# Exercise requirements
All pictures are to be dropped, and the remaining data set down exactly.

--- Data section Enclosed Below ---

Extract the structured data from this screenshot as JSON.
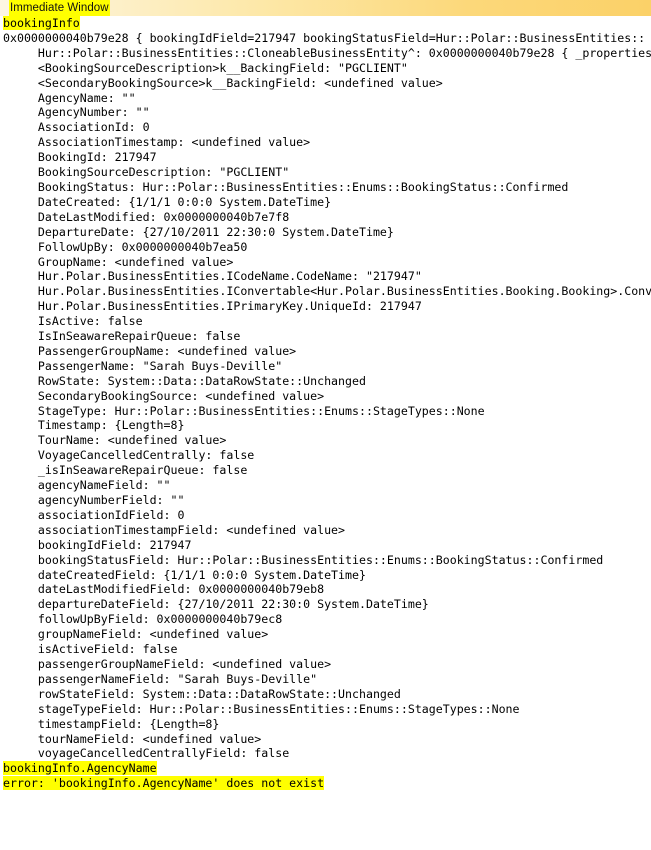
{
  "window": {
    "title": "Immediate Window",
    "title_highlight_color": "#ffff00",
    "titlebar_gradient_from": "#fdf6e3",
    "titlebar_gradient_to": "#fbd168"
  },
  "colors": {
    "background": "#ffffff",
    "text": "#000000",
    "highlight": "#ffff00"
  },
  "console": {
    "lines": [
      {
        "text": "bookingInfo",
        "highlight": true
      },
      {
        "text": "0x0000000040b79e28 { bookingIdField=217947 bookingStatusField=Hur::Polar::BusinessEntities::",
        "highlight": false
      },
      {
        "text": "     Hur::Polar::BusinessEntities::CloneableBusinessEntity^: 0x0000000040b79e28 { _properties",
        "highlight": false
      },
      {
        "text": "     <BookingSourceDescription>k__BackingField: \"PGCLIENT\"",
        "highlight": false
      },
      {
        "text": "     <SecondaryBookingSource>k__BackingField: <undefined value>",
        "highlight": false
      },
      {
        "text": "     AgencyName: \"\"",
        "highlight": false
      },
      {
        "text": "     AgencyNumber: \"\"",
        "highlight": false
      },
      {
        "text": "     AssociationId: 0",
        "highlight": false
      },
      {
        "text": "     AssociationTimestamp: <undefined value>",
        "highlight": false
      },
      {
        "text": "     BookingId: 217947",
        "highlight": false
      },
      {
        "text": "     BookingSourceDescription: \"PGCLIENT\"",
        "highlight": false
      },
      {
        "text": "     BookingStatus: Hur::Polar::BusinessEntities::Enums::BookingStatus::Confirmed",
        "highlight": false
      },
      {
        "text": "     DateCreated: {1/1/1 0:0:0 System.DateTime}",
        "highlight": false
      },
      {
        "text": "     DateLastModified: 0x0000000040b7e7f8",
        "highlight": false
      },
      {
        "text": "     DepartureDate: {27/10/2011 22:30:0 System.DateTime}",
        "highlight": false
      },
      {
        "text": "     FollowUpBy: 0x0000000040b7ea50",
        "highlight": false
      },
      {
        "text": "     GroupName: <undefined value>",
        "highlight": false
      },
      {
        "text": "     Hur.Polar.BusinessEntities.ICodeName.CodeName: \"217947\"",
        "highlight": false
      },
      {
        "text": "     Hur.Polar.BusinessEntities.IConvertable<Hur.Polar.BusinessEntities.Booking.Booking>.Conv",
        "highlight": false
      },
      {
        "text": "     Hur.Polar.BusinessEntities.IPrimaryKey.UniqueId: 217947",
        "highlight": false
      },
      {
        "text": "     IsActive: false",
        "highlight": false
      },
      {
        "text": "     IsInSeawareRepairQueue: false",
        "highlight": false
      },
      {
        "text": "     PassengerGroupName: <undefined value>",
        "highlight": false
      },
      {
        "text": "     PassengerName: \"Sarah Buys-Deville\"",
        "highlight": false
      },
      {
        "text": "     RowState: System::Data::DataRowState::Unchanged",
        "highlight": false
      },
      {
        "text": "     SecondaryBookingSource: <undefined value>",
        "highlight": false
      },
      {
        "text": "     StageType: Hur::Polar::BusinessEntities::Enums::StageTypes::None",
        "highlight": false
      },
      {
        "text": "     Timestamp: {Length=8}",
        "highlight": false
      },
      {
        "text": "     TourName: <undefined value>",
        "highlight": false
      },
      {
        "text": "     VoyageCancelledCentrally: false",
        "highlight": false
      },
      {
        "text": "     _isInSeawareRepairQueue: false",
        "highlight": false
      },
      {
        "text": "     agencyNameField: \"\"",
        "highlight": false
      },
      {
        "text": "     agencyNumberField: \"\"",
        "highlight": false
      },
      {
        "text": "     associationIdField: 0",
        "highlight": false
      },
      {
        "text": "     associationTimestampField: <undefined value>",
        "highlight": false
      },
      {
        "text": "     bookingIdField: 217947",
        "highlight": false
      },
      {
        "text": "     bookingStatusField: Hur::Polar::BusinessEntities::Enums::BookingStatus::Confirmed",
        "highlight": false
      },
      {
        "text": "     dateCreatedField: {1/1/1 0:0:0 System.DateTime}",
        "highlight": false
      },
      {
        "text": "     dateLastModifiedField: 0x0000000040b79eb8",
        "highlight": false
      },
      {
        "text": "     departureDateField: {27/10/2011 22:30:0 System.DateTime}",
        "highlight": false
      },
      {
        "text": "     followUpByField: 0x0000000040b79ec8",
        "highlight": false
      },
      {
        "text": "     groupNameField: <undefined value>",
        "highlight": false
      },
      {
        "text": "     isActiveField: false",
        "highlight": false
      },
      {
        "text": "     passengerGroupNameField: <undefined value>",
        "highlight": false
      },
      {
        "text": "     passengerNameField: \"Sarah Buys-Deville\"",
        "highlight": false
      },
      {
        "text": "     rowStateField: System::Data::DataRowState::Unchanged",
        "highlight": false
      },
      {
        "text": "     stageTypeField: Hur::Polar::BusinessEntities::Enums::StageTypes::None",
        "highlight": false
      },
      {
        "text": "     timestampField: {Length=8}",
        "highlight": false
      },
      {
        "text": "     tourNameField: <undefined value>",
        "highlight": false
      },
      {
        "text": "     voyageCancelledCentrallyField: false",
        "highlight": false
      },
      {
        "text": "bookingInfo.AgencyName",
        "highlight": true
      },
      {
        "text": "error: 'bookingInfo.AgencyName' does not exist",
        "highlight": true
      }
    ]
  }
}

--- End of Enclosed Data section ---

# Exercise output
Extract the structured data from this screenshot as JSON.
{
  "window": {
    "title": "Immediate Window",
    "title_highlight_color": "#ffff00",
    "titlebar_gradient_from": "#fdf6e3",
    "titlebar_gradient_to": "#fbd168"
  },
  "colors": {
    "background": "#ffffff",
    "text": "#000000",
    "highlight": "#ffff00"
  },
  "console": {
    "lines": [
      {
        "text": "bookingInfo",
        "highlight": true
      },
      {
        "text": "0x0000000040b79e28 { bookingIdField=217947 bookingStatusField=Hur::Polar::BusinessEntities::",
        "highlight": false
      },
      {
        "text": "     Hur::Polar::BusinessEntities::CloneableBusinessEntity^: 0x0000000040b79e28 { _properties",
        "highlight": false
      },
      {
        "text": "     <BookingSourceDescription>k__BackingField: \"PGCLIENT\"",
        "highlight": false
      },
      {
        "text": "     <SecondaryBookingSource>k__BackingField: <undefined value>",
        "highlight": false
      },
      {
        "text": "     AgencyName: \"\"",
        "highlight": false
      },
      {
        "text": "     AgencyNumber: \"\"",
        "highlight": false
      },
      {
        "text": "     AssociationId: 0",
        "highlight": false
      },
      {
        "text": "     AssociationTimestamp: <undefined value>",
        "highlight": false
      },
      {
        "text": "     BookingId: 217947",
        "highlight": false
      },
      {
        "text": "     BookingSourceDescription: \"PGCLIENT\"",
        "highlight": false
      },
      {
        "text": "     BookingStatus: Hur::Polar::BusinessEntities::Enums::BookingStatus::Confirmed",
        "highlight": false
      },
      {
        "text": "     DateCreated: {1/1/1 0:0:0 System.DateTime}",
        "highlight": false
      },
      {
        "text": "     DateLastModified: 0x0000000040b7e7f8",
        "highlight": false
      },
      {
        "text": "     DepartureDate: {27/10/2011 22:30:0 System.DateTime}",
        "highlight": false
      },
      {
        "text": "     FollowUpBy: 0x0000000040b7ea50",
        "highlight": false
      },
      {
        "text": "     GroupName: <undefined value>",
        "highlight": false
      },
      {
        "text": "     Hur.Polar.BusinessEntities.ICodeName.CodeName: \"217947\"",
        "highlight": false
      },
      {
        "text": "     Hur.Polar.BusinessEntities.IConvertable<Hur.Polar.BusinessEntities.Booking.Booking>.Conv",
        "highlight": false
      },
      {
        "text": "     Hur.Polar.BusinessEntities.IPrimaryKey.UniqueId: 217947",
        "highlight": false
      },
      {
        "text": "     IsActive: false",
        "highlight": false
      },
      {
        "text": "     IsInSeawareRepairQueue: false",
        "highlight": false
      },
      {
        "text": "     PassengerGroupName: <undefined value>",
        "highlight": false
      },
      {
        "text": "     PassengerName: \"Sarah Buys-Deville\"",
        "highlight": false
      },
      {
        "text": "     RowState: System::Data::DataRowState::Unchanged",
        "highlight": false
      },
      {
        "text": "     SecondaryBookingSource: <undefined value>",
        "highlight": false
      },
      {
        "text": "     StageType: Hur::Polar::BusinessEntities::Enums::StageTypes::None",
        "highlight": false
      },
      {
        "text": "     Timestamp: {Length=8}",
        "highlight": false
      },
      {
        "text": "     TourName: <undefined value>",
        "highlight": false
      },
      {
        "text": "     VoyageCancelledCentrally: false",
        "highlight": false
      },
      {
        "text": "     _isInSeawareRepairQueue: false",
        "highlight": false
      },
      {
        "text": "     agencyNameField: \"\"",
        "highlight": false
      },
      {
        "text": "     agencyNumberField: \"\"",
        "highlight": false
      },
      {
        "text": "     associationIdField: 0",
        "highlight": false
      },
      {
        "text": "     associationTimestampField: <undefined value>",
        "highlight": false
      },
      {
        "text": "     bookingIdField: 217947",
        "highlight": false
      },
      {
        "text": "     bookingStatusField: Hur::Polar::BusinessEntities::Enums::BookingStatus::Confirmed",
        "highlight": false
      },
      {
        "text": "     dateCreatedField: {1/1/1 0:0:0 System.DateTime}",
        "highlight": false
      },
      {
        "text": "     dateLastModifiedField: 0x0000000040b79eb8",
        "highlight": false
      },
      {
        "text": "     departureDateField: {27/10/2011 22:30:0 System.DateTime}",
        "highlight": false
      },
      {
        "text": "     followUpByField: 0x0000000040b79ec8",
        "highlight": false
      },
      {
        "text": "     groupNameField: <undefined value>",
        "highlight": false
      },
      {
        "text": "     isActiveField: false",
        "highlight": false
      },
      {
        "text": "     passengerGroupNameField: <undefined value>",
        "highlight": false
      },
      {
        "text": "     passengerNameField: \"Sarah Buys-Deville\"",
        "highlight": false
      },
      {
        "text": "     rowStateField: System::Data::DataRowState::Unchanged",
        "highlight": false
      },
      {
        "text": "     stageTypeField: Hur::Polar::BusinessEntities::Enums::StageTypes::None",
        "highlight": false
      },
      {
        "text": "     timestampField: {Length=8}",
        "highlight": false
      },
      {
        "text": "     tourNameField: <undefined value>",
        "highlight": false
      },
      {
        "text": "     voyageCancelledCentrallyField: false",
        "highlight": false
      },
      {
        "text": "bookingInfo.AgencyName",
        "highlight": true
      },
      {
        "text": "error: 'bookingInfo.AgencyName' does not exist",
        "highlight": true
      }
    ]
  }
}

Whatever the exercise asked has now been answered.